This trip will give you a chance to experience the lifestyle of said culture, and you'll be able to practise your language skills by conversing with native speakers. Use your pocket dictionary to ask for directions, order food or, even better, have a full conversation with a speaker of that language.
10. Join a Language Class or Hire a Tutor
As mentioned, language classes aren't the only way to become proficient in another tongue. But if you're one to get easily distracted or if you simply prefer letting someone guide you, opt to join a language class.
You'll meet new people who are also keen on the language, and this can help with practising in conversations. Foreign language courses can feel more like a leisure activity rather than a duty for some, and you can even benefit from direct feedback on your progress.
If you feel that a class might move at a slow pace, consider hiring a private tutor – one-to-one teaching and customised lessons are always beneficial for a learner!
11. Study and Practise
It's important that you vigorously study and practise your chosen language.
Most people tend to grasp a second language through studying and many conversations. Ideally, you should aim to study for around four hours a day for two weeks, rather than to study for one hour a day for two months.
Practise the language out loud, converse with native speakers and even create pretend conversations with yourself to really get the hang of it.
12. Soak up a Foreign Book or Magazine
Once you're a seasoned pro in a new language, keep up your comprehension skills by continuously reading foreign material. Whether it's a book, magazine or newspaper, reading in your target language can gradually develop your proficiency. You'll learn grammar, vocabulary, sentence structure and much more. Fundamentally, you won't ever become fluent in a new language without reading!
Bonus tip? If you're reading content online, you can always use a translation tool like Google Translate to better understand any words or sentences you don't understand.
Learning a new language should become a hobby, not a chore, so aim to use one (or all) of our tips when going about it. Before you know it, you'll be throwing that pocket dictionary into the bin!

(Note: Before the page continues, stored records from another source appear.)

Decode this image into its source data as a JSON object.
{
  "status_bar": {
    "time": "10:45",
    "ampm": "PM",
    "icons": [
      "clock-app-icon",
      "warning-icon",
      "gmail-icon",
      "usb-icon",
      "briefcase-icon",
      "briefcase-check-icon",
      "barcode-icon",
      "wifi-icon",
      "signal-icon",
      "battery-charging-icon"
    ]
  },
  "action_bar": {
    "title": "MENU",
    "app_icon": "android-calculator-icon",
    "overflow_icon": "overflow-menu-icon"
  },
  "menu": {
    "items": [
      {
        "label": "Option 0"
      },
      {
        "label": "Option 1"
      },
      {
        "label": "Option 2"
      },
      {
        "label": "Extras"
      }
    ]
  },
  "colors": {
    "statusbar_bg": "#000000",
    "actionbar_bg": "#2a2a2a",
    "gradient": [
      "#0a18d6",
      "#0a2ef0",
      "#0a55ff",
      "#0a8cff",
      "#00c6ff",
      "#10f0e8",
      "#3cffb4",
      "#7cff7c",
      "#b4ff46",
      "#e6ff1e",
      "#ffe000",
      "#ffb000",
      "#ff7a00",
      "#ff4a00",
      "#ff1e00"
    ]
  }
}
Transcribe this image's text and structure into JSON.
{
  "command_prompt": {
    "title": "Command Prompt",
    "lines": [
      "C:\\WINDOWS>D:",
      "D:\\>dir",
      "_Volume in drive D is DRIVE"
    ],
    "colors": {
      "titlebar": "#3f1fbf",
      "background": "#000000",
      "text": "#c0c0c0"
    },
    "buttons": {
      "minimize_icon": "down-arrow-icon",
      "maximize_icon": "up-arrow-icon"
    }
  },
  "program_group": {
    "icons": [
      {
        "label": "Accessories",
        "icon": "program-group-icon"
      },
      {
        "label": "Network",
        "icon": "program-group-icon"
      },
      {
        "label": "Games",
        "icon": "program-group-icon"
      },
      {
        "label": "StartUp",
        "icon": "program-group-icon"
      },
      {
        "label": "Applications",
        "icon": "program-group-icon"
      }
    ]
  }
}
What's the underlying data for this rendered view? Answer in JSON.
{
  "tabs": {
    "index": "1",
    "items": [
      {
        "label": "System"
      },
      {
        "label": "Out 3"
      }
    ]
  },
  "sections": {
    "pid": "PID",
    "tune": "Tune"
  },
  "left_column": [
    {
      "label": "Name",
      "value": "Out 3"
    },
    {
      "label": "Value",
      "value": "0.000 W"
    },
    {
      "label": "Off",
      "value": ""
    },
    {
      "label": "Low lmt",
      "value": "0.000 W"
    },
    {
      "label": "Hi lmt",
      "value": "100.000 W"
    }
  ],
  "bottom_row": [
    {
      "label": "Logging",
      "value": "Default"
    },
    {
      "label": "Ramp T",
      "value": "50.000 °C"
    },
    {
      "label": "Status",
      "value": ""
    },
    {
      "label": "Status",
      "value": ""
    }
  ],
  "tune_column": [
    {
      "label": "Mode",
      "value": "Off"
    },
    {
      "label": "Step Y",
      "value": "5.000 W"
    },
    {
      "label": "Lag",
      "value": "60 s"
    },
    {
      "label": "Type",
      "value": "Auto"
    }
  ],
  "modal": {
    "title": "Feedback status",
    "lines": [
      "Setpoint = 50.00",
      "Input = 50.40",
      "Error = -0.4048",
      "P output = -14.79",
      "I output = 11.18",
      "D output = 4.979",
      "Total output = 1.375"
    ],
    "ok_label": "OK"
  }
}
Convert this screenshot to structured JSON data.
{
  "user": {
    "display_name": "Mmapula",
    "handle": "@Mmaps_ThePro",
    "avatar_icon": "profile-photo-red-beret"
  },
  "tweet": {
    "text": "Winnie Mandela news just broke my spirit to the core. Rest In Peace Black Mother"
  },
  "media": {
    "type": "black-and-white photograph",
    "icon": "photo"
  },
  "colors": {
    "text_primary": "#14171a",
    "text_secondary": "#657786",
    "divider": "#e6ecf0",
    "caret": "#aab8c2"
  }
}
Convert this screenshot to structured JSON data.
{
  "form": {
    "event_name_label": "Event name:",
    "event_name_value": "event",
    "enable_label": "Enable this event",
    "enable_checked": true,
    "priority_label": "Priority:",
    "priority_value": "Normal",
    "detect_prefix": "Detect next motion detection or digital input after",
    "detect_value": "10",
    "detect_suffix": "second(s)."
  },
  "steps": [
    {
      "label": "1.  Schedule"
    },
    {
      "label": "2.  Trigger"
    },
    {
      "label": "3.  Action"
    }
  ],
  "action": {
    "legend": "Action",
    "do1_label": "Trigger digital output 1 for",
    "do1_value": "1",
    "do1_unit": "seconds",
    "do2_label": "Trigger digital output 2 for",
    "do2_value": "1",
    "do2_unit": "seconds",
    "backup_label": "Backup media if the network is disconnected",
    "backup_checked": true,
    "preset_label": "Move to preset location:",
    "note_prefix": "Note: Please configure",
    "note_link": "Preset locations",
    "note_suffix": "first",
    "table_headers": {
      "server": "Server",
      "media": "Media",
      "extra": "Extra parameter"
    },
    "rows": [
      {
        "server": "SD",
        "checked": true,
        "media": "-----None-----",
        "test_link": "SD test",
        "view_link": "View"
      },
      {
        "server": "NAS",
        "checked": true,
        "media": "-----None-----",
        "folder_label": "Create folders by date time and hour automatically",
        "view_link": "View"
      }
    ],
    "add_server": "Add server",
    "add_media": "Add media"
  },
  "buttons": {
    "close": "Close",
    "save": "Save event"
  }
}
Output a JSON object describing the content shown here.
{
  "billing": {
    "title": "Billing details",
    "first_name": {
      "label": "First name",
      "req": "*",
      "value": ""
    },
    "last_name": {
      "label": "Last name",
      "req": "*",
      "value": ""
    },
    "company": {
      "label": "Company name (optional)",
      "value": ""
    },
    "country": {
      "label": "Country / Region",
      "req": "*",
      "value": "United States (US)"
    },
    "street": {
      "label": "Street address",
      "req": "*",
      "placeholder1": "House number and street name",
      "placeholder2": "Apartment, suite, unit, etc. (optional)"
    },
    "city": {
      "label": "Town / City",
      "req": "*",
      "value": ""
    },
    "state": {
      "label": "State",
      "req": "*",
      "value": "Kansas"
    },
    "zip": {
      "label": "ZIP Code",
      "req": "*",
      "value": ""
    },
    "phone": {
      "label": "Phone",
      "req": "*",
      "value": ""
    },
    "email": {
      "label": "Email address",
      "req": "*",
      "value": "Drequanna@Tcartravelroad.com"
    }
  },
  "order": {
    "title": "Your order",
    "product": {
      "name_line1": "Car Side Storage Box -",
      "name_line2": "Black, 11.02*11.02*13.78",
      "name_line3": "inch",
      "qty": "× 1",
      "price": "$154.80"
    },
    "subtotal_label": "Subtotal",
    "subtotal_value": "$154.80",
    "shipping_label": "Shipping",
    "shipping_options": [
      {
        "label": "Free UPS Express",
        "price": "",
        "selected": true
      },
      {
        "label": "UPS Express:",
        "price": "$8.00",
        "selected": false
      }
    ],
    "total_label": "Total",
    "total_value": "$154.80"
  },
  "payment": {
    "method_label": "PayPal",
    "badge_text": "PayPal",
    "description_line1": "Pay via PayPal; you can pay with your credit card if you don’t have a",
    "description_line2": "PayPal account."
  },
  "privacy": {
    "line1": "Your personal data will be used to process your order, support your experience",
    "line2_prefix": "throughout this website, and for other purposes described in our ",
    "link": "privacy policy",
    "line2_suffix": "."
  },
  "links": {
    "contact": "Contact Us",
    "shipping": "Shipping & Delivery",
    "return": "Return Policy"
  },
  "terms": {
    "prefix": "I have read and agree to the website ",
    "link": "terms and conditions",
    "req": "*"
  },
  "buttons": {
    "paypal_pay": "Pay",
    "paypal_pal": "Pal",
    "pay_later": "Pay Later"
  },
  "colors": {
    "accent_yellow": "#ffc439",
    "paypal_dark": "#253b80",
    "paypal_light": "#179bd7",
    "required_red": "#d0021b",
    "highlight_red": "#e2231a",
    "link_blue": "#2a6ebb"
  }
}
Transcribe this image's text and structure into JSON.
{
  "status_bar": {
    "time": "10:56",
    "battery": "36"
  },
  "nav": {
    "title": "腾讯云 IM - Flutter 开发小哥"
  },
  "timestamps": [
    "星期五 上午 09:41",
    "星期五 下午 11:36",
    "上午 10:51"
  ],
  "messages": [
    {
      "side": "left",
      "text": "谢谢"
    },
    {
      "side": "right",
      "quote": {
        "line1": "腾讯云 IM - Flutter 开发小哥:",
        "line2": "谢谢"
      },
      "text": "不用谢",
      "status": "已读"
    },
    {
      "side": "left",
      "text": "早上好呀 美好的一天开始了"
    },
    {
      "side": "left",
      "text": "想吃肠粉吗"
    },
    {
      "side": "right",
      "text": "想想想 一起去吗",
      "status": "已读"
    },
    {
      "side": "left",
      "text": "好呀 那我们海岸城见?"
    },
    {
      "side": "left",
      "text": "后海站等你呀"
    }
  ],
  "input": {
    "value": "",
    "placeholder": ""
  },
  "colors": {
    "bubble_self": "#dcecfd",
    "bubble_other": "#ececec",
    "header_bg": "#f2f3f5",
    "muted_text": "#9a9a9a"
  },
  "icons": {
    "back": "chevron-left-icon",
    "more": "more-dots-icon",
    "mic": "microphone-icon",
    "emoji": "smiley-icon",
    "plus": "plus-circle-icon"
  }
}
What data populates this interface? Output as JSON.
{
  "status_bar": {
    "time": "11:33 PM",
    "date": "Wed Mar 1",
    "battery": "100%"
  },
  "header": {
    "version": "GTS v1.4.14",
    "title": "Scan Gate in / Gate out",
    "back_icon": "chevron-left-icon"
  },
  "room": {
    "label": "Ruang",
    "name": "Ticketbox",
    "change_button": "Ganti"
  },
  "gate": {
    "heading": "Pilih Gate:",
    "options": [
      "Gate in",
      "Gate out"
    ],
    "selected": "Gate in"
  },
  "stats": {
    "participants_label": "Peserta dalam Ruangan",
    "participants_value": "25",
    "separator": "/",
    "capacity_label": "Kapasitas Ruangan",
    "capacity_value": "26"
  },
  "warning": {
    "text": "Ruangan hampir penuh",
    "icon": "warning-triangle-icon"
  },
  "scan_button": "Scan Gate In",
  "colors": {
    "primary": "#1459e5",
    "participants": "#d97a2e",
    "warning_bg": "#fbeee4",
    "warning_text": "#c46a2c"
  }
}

What other best ways are there to learn another language? Share your thoughts in the comments section below!